I asked if he ever talked about it. Jason shook his head no. Did they find out anyway? “Always.”
The first time was at Fort Benning in 1994, in the middle of the hell of basic training. The ex-cop recruits in boot camp with him said that prisoners had more freedom than they did. There were guys who faked suicide attempts to get out of basic. But Everman never had any doubts. “I was 100 percent,” he told me. “If I wasn’t, there was no way I’d get through it.”
He had three drill sergeants, two of whom were sadists. Thank God it was the easygoing one who saw it. He was reading a magazine, when he slowly looked up and stared at Everman. Then the sergeant walked over, pointing to a page in the magazine. “Is this you?” It was a photo of the biggest band in the world, Nirvana. Kurt Cobain had just killed himself, and this was a story about his suicide. Next to Cobain was the band’s onetime second guitarist. A guy with long, strawberry blond curls. “Is this you?”

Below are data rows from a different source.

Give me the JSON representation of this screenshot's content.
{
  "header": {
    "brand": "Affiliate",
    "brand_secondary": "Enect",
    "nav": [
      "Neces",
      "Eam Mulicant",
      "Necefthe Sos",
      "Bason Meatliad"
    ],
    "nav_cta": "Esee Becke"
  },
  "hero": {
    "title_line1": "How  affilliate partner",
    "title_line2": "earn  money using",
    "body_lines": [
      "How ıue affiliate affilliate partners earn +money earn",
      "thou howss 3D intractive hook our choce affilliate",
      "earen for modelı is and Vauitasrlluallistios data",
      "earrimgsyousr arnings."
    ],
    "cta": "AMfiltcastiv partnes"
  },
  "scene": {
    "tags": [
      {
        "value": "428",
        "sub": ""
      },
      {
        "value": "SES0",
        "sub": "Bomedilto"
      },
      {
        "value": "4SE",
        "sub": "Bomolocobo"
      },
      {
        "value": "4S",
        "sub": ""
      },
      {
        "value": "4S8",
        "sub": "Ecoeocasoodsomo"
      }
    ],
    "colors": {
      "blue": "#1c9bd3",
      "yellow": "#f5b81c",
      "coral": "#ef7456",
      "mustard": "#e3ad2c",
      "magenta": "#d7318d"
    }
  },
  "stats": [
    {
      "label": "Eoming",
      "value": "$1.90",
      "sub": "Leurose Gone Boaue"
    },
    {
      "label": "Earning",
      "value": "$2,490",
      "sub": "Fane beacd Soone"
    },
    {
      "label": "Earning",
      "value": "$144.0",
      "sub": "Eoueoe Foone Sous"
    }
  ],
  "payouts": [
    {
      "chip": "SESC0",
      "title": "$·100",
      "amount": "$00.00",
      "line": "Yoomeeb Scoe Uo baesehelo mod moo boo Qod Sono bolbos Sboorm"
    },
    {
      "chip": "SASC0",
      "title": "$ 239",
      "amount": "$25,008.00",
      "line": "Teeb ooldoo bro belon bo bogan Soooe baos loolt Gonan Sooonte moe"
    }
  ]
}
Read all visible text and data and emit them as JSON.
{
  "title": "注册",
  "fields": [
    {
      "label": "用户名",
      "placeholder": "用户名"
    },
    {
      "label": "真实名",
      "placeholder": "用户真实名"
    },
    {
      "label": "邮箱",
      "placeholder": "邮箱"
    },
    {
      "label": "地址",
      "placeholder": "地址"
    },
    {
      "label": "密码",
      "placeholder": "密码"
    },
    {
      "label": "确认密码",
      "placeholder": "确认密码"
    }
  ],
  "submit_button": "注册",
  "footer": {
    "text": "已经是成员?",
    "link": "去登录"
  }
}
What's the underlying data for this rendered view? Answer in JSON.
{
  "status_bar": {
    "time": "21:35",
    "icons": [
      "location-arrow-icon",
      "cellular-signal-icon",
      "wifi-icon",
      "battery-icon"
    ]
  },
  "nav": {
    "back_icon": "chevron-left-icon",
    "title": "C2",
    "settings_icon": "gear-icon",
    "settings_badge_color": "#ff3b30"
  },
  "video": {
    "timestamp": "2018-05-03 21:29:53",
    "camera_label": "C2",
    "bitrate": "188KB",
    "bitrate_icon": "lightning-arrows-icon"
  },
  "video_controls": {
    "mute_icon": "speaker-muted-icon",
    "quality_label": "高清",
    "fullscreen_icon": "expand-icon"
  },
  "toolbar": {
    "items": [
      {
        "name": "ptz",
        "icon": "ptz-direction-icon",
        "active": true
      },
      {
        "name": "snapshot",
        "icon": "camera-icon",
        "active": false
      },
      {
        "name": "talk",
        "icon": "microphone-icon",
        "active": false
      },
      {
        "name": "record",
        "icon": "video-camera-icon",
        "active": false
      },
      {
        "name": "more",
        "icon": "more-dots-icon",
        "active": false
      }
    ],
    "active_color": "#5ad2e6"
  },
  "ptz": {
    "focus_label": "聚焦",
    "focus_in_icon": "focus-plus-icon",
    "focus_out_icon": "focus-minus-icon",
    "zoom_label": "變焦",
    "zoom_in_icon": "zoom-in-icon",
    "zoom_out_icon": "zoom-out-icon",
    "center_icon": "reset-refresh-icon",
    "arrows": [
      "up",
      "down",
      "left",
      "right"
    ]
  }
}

Everman exhaled. “Yes, Drill Sergeant.”
And that was only half of it. Jason Everman has the unique distinction of being the guy who was kicked out of Nirvana and Soundgarden, two rock bands that would sell roughly 100 million records combined. At 26, he wasn’t just Pete Best, the guy the Beatles left behind. He was Pete Best twice.
Then again, he wasn’t remotely. What Everman did afterward put him far outside the category of rock’n’roll footnote. He became an elite member of the U.S. Army Special Forces, one of those bearded guys riding around on horseback in Afghanistan fighting the Taliban.
I’ve known Jason Everman since we played rock shows together nearly 25 years ago. What happened to him was almost inexplicable, a cruel combination of good luck, bad luck and the kind of disappointment that would have overwhelmed me even at my most brashly defiant. After having not seen him since the early ’90s, I ended up hanging out with him in his apartment in Brooklyn last summer. We had drinks, retraced steps. We once were in the same place in our lives. But mine had since quietly transitioned from rock to parenthood. My changes were glacial. His were violent.
None of it is easy for him to talk about. Jason is one of the most guarded people I have ever met. But when I pulled up to his remote A-frame cabin near Puget Sound last winter, there he was, a sturdy, tall figure in a Black Flag sweatshirt holding a glass of red wine. This was his private place, and he was letting me into it.